• _Exercise_: Search term "options": copy each line of the records that contains it.

═══ Records provided

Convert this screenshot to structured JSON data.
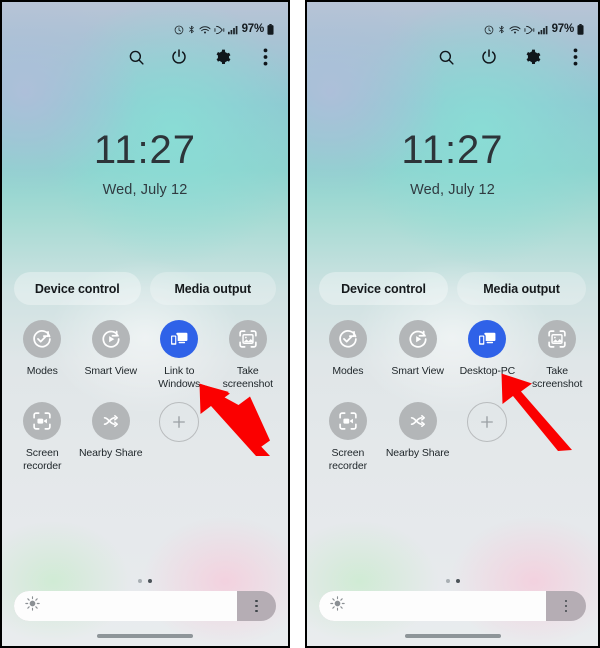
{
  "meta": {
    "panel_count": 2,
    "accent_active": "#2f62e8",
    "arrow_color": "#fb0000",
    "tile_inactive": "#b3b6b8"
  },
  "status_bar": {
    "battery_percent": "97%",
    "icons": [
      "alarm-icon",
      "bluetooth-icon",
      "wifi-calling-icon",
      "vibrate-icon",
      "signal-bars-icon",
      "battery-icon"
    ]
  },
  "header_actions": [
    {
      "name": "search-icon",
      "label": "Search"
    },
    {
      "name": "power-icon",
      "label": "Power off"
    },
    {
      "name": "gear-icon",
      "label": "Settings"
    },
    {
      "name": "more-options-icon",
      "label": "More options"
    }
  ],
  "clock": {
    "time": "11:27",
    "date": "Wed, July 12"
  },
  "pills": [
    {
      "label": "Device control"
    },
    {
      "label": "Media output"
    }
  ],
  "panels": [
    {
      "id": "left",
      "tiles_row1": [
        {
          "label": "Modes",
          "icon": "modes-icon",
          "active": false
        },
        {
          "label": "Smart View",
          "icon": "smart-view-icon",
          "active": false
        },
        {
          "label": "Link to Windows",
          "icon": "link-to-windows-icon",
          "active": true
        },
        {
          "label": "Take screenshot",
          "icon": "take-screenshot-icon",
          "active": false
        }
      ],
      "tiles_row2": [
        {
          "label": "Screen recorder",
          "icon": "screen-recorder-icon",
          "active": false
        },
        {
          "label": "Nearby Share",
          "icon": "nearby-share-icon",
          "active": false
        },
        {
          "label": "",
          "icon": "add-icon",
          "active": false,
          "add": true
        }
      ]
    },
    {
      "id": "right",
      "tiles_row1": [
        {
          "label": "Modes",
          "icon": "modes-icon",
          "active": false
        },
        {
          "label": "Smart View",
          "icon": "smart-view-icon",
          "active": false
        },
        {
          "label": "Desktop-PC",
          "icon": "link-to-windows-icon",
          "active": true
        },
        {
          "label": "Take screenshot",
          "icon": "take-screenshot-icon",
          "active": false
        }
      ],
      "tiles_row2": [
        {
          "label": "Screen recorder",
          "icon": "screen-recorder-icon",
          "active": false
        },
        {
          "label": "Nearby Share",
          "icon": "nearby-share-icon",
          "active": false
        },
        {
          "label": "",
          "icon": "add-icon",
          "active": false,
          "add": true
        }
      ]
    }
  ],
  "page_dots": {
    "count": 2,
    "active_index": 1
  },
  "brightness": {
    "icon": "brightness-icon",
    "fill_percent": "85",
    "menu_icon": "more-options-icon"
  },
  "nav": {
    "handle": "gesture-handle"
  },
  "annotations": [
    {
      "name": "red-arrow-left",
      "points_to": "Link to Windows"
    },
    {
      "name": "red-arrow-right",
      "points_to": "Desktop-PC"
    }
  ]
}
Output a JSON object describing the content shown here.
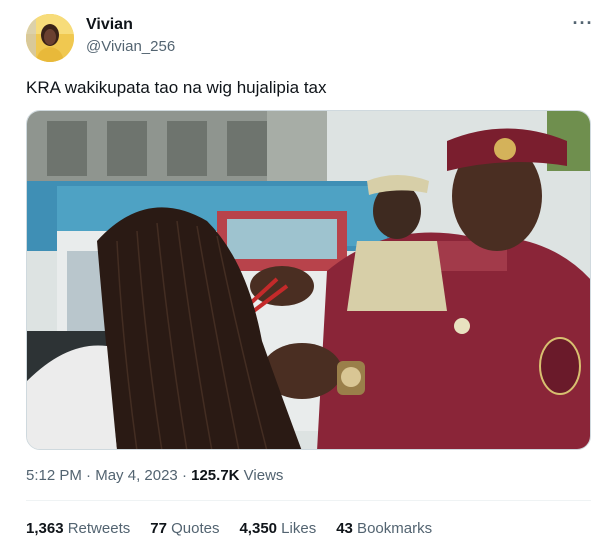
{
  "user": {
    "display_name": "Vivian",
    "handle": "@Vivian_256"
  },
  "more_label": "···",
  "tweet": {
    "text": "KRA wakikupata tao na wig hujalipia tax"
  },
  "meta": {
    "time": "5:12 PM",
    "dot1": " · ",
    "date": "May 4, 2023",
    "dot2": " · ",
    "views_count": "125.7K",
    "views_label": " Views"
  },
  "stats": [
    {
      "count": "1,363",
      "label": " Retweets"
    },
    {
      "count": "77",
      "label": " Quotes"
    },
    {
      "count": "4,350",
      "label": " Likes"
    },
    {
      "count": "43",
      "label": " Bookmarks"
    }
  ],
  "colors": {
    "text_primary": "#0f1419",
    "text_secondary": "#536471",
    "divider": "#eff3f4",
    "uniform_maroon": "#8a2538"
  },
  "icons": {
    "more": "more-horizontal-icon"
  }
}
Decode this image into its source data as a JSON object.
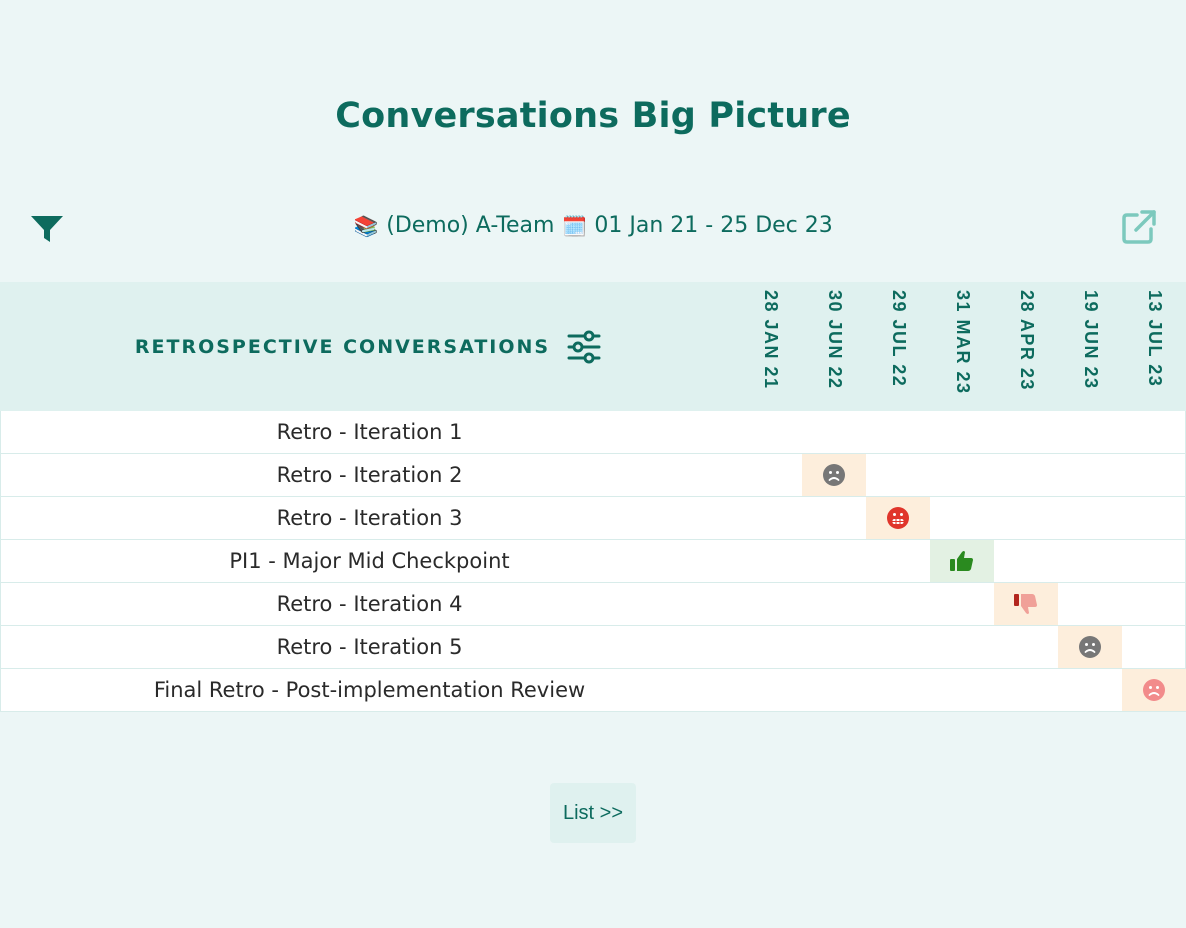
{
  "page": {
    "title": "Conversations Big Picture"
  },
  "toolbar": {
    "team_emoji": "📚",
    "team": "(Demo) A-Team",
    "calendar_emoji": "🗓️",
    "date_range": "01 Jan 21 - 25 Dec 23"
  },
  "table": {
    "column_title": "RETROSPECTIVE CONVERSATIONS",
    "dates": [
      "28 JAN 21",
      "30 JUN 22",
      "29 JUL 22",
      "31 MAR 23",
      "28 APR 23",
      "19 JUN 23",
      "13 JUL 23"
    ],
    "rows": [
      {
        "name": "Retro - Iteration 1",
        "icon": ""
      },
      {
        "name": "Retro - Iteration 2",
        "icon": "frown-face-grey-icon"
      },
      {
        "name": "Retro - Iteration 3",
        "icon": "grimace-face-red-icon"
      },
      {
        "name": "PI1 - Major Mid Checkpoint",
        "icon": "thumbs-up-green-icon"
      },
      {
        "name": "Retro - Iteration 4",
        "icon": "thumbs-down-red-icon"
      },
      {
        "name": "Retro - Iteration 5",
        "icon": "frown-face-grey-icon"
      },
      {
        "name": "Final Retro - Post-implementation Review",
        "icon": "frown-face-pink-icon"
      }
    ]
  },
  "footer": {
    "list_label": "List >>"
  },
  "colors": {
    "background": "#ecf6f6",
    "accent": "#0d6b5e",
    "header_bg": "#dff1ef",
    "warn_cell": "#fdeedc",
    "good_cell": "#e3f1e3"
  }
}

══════

• _Your response_:
      "name": "more-options-icon",
      "label": "More options"
    "menu_icon": "more-options-icon"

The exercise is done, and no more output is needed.